Exclude the pictures from your copy, and reproduce each entry below verbatim.

• [RECORD SET]:

§ §

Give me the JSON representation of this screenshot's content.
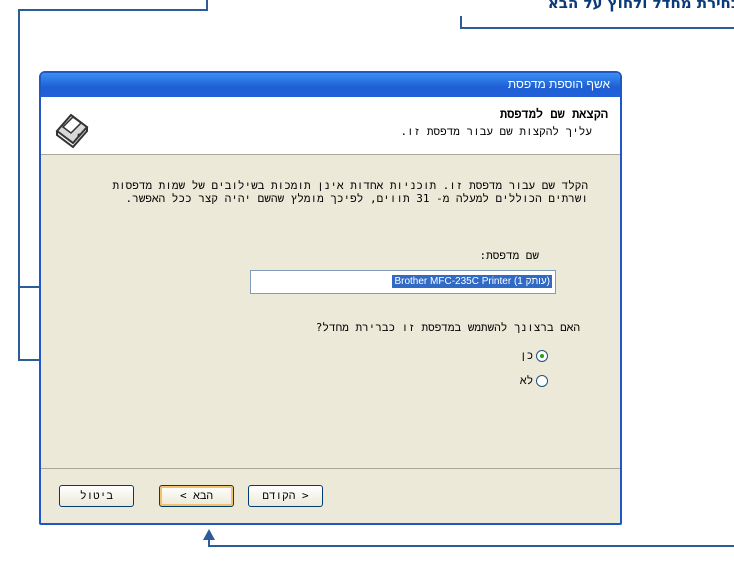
{
  "callout": {
    "text": "בחירת מחדל ולחוץ על ",
    "bold": "הבא"
  },
  "dialog": {
    "title": "אשף הוספת מדפסת",
    "header_title": "הקצאת שם למדפסת",
    "header_subtitle": "עליך להקצות שם עבור מדפסת זו.",
    "description": "הקלד שם עבור מדפסת זו. תוכניות אחדות אינן תומכות בשילובים של שמות מדפסות ושרתים הכוללים למעלה מ- 31 תווים, לפיכך מומלץ שהשם יהיה קצר ככל האפשר.",
    "name_label": "שם מדפסת:",
    "name_value": "Brother MFC-235C Printer (עותק 1)",
    "question": "האם ברצונך להשתמש במדפסת זו כברירת מחדל?",
    "options": [
      "כן",
      "לא"
    ],
    "selected_option": "כן",
    "buttons": {
      "back": "< הקודם",
      "next": "הבא >",
      "cancel": "ביטול"
    }
  }
}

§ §

• [YOUR SOLUTION]:
Give me the JSON representation of this screenshot's content.
{
  "callout": {
    "text": "בחירת מחדל ולחוץ על ",
    "bold": "הבא"
  },
  "dialog": {
    "title": "אשף הוספת מדפסת",
    "header_title": "הקצאת שם למדפסת",
    "header_subtitle": "עליך להקצות שם עבור מדפסת זו.",
    "description": "הקלד שם עבור מדפסת זו. תוכניות אחדות אינן תומכות בשילובים של שמות מדפסות ושרתים הכוללים למעלה מ- 31 תווים, לפיכך מומלץ שהשם יהיה קצר ככל האפשר.",
    "name_label": "שם מדפסת:",
    "name_value": "Brother MFC-235C Printer (עותק 1)",
    "question": "האם ברצונך להשתמש במדפסת זו כברירת מחדל?",
    "options": [
      "כן",
      "לא"
    ],
    "selected_option": "כן",
    "buttons": {
      "back": "< הקודם",
      "next": "הבא >",
      "cancel": "ביטול"
    }
  }
}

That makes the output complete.